Josh was famished after his rigorous football practice so he ordered the large hamburger and french fries to hopefully sate his appetite.
An example of to sate is to eat five cheeseburgers and six orders of cheese fries.
transitive verbsat′ed, sat′ing
- to satisfy (an appetite, desire, etc.) to the full; gratify completely
- to provide with more than enough, so as to weary or disgust; surfeit; glut
Origin of sateprobably altered from dialect, dialectal sade, akin to sad, influenced, influence by Classical Latin satiare, to fill full: see satiate
transitive verbsat·ed, sat·ing, sates
- To satisfy (an appetite) fully.
- To provide (someone) with more than enough; glut.
Origin of sateProbably alteration of Middle English saden from Old English sadian ; see sā- in Indo-European roots.
(third-person singular simple present sates, present participle sating, simple past and past participle sated)
- To satisfy the appetite or desire of; to fill up.
- At last he stopped, his hunger and thirst sated.
Used interchangeably with, though less common than, satiate.
From earlier sate, sade (“to satiate, satisfy"), from Middle English saden (“to satisfy, become satiated"), from Old English sadian (“to satisfy, satiate, fill, be sated, become wearied"), from Proto-Germanic *sadÅnÄ… (“to satiate, become satisfied"), from Proto-Germanic *sadaz (“sated"), from Proto-Indo-European *sÄ- (“to satiate, be satisfied"). Cognate with Middle Low German saden, Middle High German saten (“to saturate, satisfy, satiate"), Icelandic seÃ°ja (“to satisfy"). More at sad.
- (dated) Simple past tense of sit.
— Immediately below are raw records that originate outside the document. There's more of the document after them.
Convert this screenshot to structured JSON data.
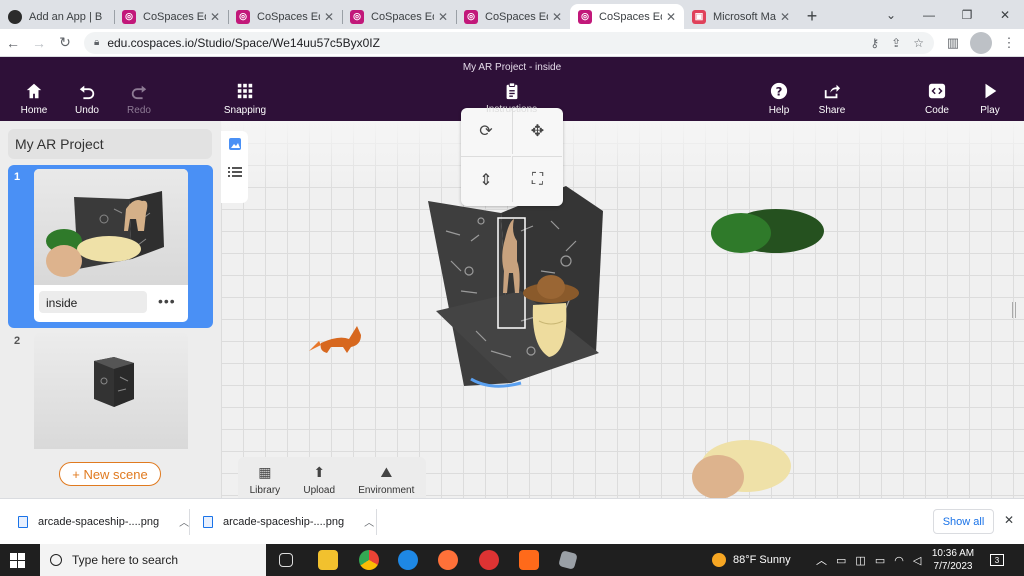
{
  "browser": {
    "tabs": [
      {
        "title": "Add an App | B",
        "favicon": "app-icon",
        "active": false
      },
      {
        "title": "CoSpaces Edu",
        "favicon": "cospaces-icon",
        "active": false
      },
      {
        "title": "CoSpaces Edu",
        "favicon": "cospaces-icon",
        "active": false
      },
      {
        "title": "CoSpaces Edu",
        "favicon": "cospaces-icon",
        "active": false
      },
      {
        "title": "CoSpaces Edu",
        "favicon": "cospaces-icon",
        "active": false
      },
      {
        "title": "CoSpaces Edu",
        "favicon": "cospaces-icon",
        "active": true
      },
      {
        "title": "Microsoft Mak",
        "favicon": "microsoft-icon",
        "active": false
      }
    ],
    "url": "edu.cospaces.io/Studio/Space/We14uu57c5Byx0IZ"
  },
  "header": {
    "project_scene_title": "My AR Project - inside",
    "home": "Home",
    "undo": "Undo",
    "redo": "Redo",
    "snapping": "Snapping",
    "instructions": "Instructions",
    "help": "Help",
    "share": "Share",
    "code": "Code",
    "play": "Play"
  },
  "left_panel": {
    "project_title": "My AR Project",
    "scenes": [
      {
        "number": "1",
        "name": "inside",
        "selected": true
      },
      {
        "number": "2",
        "name": "",
        "selected": false
      }
    ],
    "new_scene": "+ New scene"
  },
  "bottom_bar": {
    "library": "Library",
    "upload": "Upload",
    "environment": "Environment"
  },
  "downloads": {
    "items": [
      {
        "name": "arcade-spaceship-....png"
      },
      {
        "name": "arcade-spaceship-....png"
      }
    ],
    "show_all": "Show all"
  },
  "taskbar": {
    "search_placeholder": "Type here to search",
    "weather": "88°F  Sunny",
    "time": "10:36 AM",
    "date": "7/7/2023",
    "notifications": "3"
  },
  "colors": {
    "header_bg": "#2e1038",
    "scene_selected": "#4a90f5",
    "accent_orange": "#e07a1f"
  }
}
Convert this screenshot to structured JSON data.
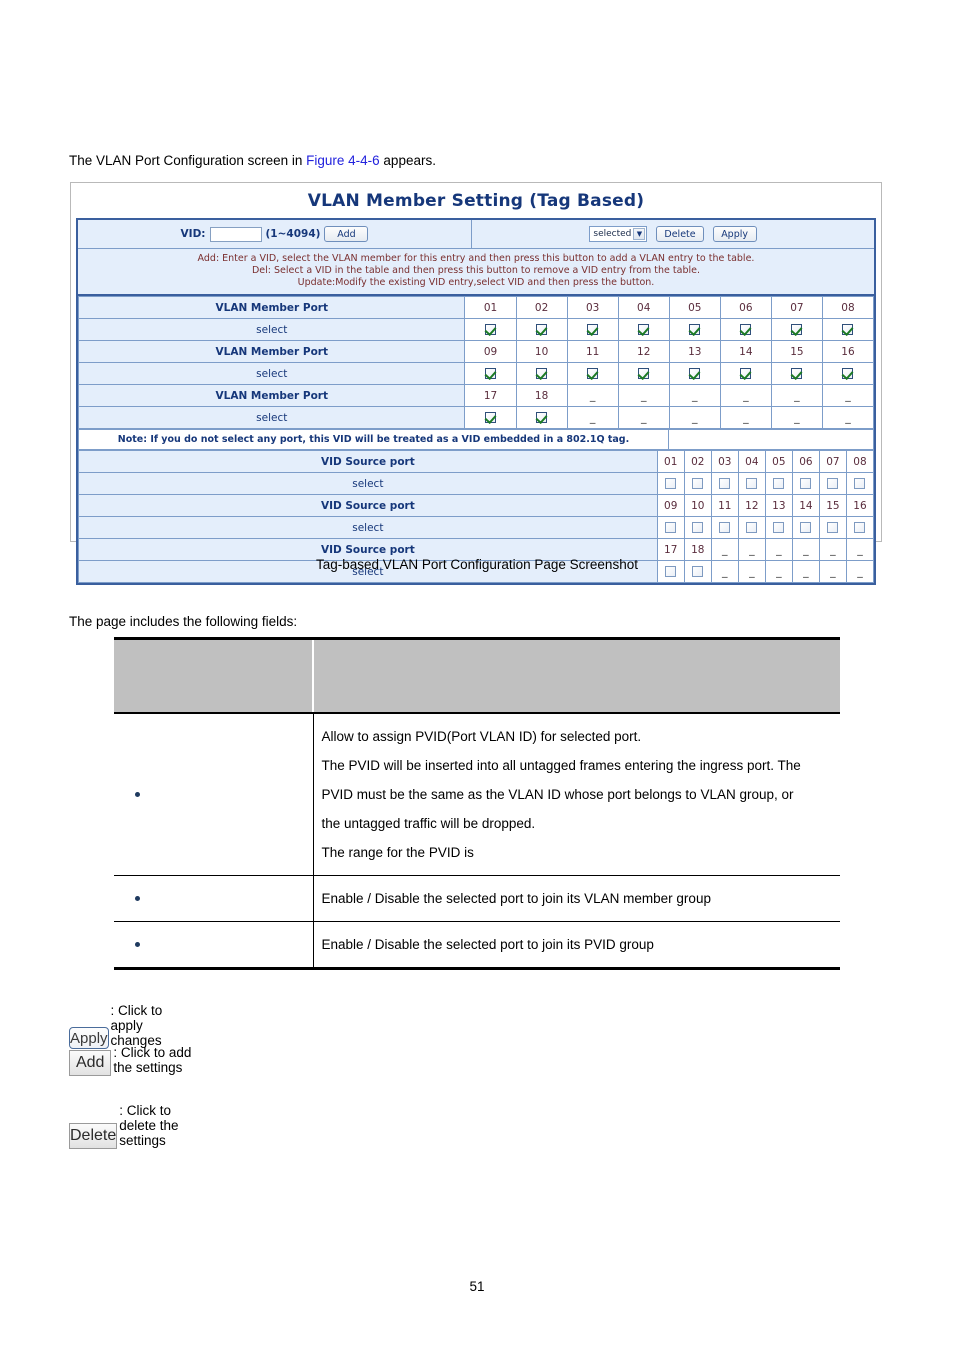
{
  "intro": {
    "before": "The VLAN Port Configuration screen in ",
    "link": "Figure 4-4-6",
    "after": " appears."
  },
  "screenshot": {
    "title": "VLAN Member Setting (Tag Based)",
    "commandbar": {
      "vid_label": "VID:",
      "vid_value": "",
      "vid_placeholder": "",
      "range_hint": "(1~4094)",
      "add_label": "Add",
      "select_value": "selected",
      "select_arrow": "▼",
      "delete_label": "Delete",
      "apply_label": "Apply"
    },
    "help_lines": [
      "Add: Enter a VID, select the VLAN member for this entry and then press this button to add a VLAN entry to the table.",
      "Del: Select a VID in the table and then press this button to remove a VID entry from the table.",
      "Update:Modify the existing VID entry,select VID and then press the button."
    ],
    "member_label": "VLAN Member Port",
    "select_label": "select",
    "source_label": "VID Source port",
    "dash": "_",
    "note": "Note: If you do not select any port, this VID will be treated as a VID embedded in a 802.1Q tag.",
    "member_rows": [
      {
        "ports": [
          "01",
          "02",
          "03",
          "04",
          "05",
          "06",
          "07",
          "08"
        ],
        "checked": [
          true,
          true,
          true,
          true,
          true,
          true,
          true,
          true
        ]
      },
      {
        "ports": [
          "09",
          "10",
          "11",
          "12",
          "13",
          "14",
          "15",
          "16"
        ],
        "checked": [
          true,
          true,
          true,
          true,
          true,
          true,
          true,
          true
        ]
      },
      {
        "ports": [
          "17",
          "18",
          "_",
          "_",
          "_",
          "_",
          "_",
          "_"
        ],
        "checked": [
          true,
          true,
          null,
          null,
          null,
          null,
          null,
          null
        ]
      }
    ],
    "source_rows": [
      {
        "ports": [
          "01",
          "02",
          "03",
          "04",
          "05",
          "06",
          "07",
          "08"
        ],
        "checked": [
          false,
          false,
          false,
          false,
          false,
          false,
          false,
          false
        ]
      },
      {
        "ports": [
          "09",
          "10",
          "11",
          "12",
          "13",
          "14",
          "15",
          "16"
        ],
        "checked": [
          false,
          false,
          false,
          false,
          false,
          false,
          false,
          false
        ]
      },
      {
        "ports": [
          "17",
          "18",
          "_",
          "_",
          "_",
          "_",
          "_",
          "_"
        ],
        "checked": [
          false,
          false,
          null,
          null,
          null,
          null,
          null,
          null
        ]
      }
    ]
  },
  "caption": "Tag-based VLAN Port Configuration Page Screenshot",
  "fields_intro": "The page includes the following fields:",
  "fields_table": {
    "header": {
      "col_a": "",
      "col_b": ""
    },
    "rows": [
      {
        "bullet": true,
        "lines": [
          "Allow to assign PVID(Port VLAN ID) for selected port.",
          "The PVID will be inserted into all untagged frames entering the ingress port. The",
          "PVID must be the same as the VLAN ID whose port belongs to VLAN group, or",
          "the untagged traffic will be dropped.",
          "The range for the PVID is"
        ]
      },
      {
        "bullet": true,
        "lines": [
          "Enable / Disable the selected port to join its VLAN member group"
        ]
      },
      {
        "bullet": true,
        "lines": [
          "Enable / Disable the selected port to join its PVID group"
        ]
      }
    ]
  },
  "legend": [
    {
      "button": "Apply",
      "style": "apply",
      "text": ": Click to apply changes"
    },
    {
      "button": "Add",
      "style": "plain",
      "text": ": Click to add the settings"
    },
    {
      "button": "Delete",
      "style": "plain",
      "text": ": Click to delete the settings"
    }
  ],
  "page_number": "51"
}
From Middle English, from Old English sÃ¦t, first and third person singular preterite of sittan (“to sit").
From Malay sate (“satay").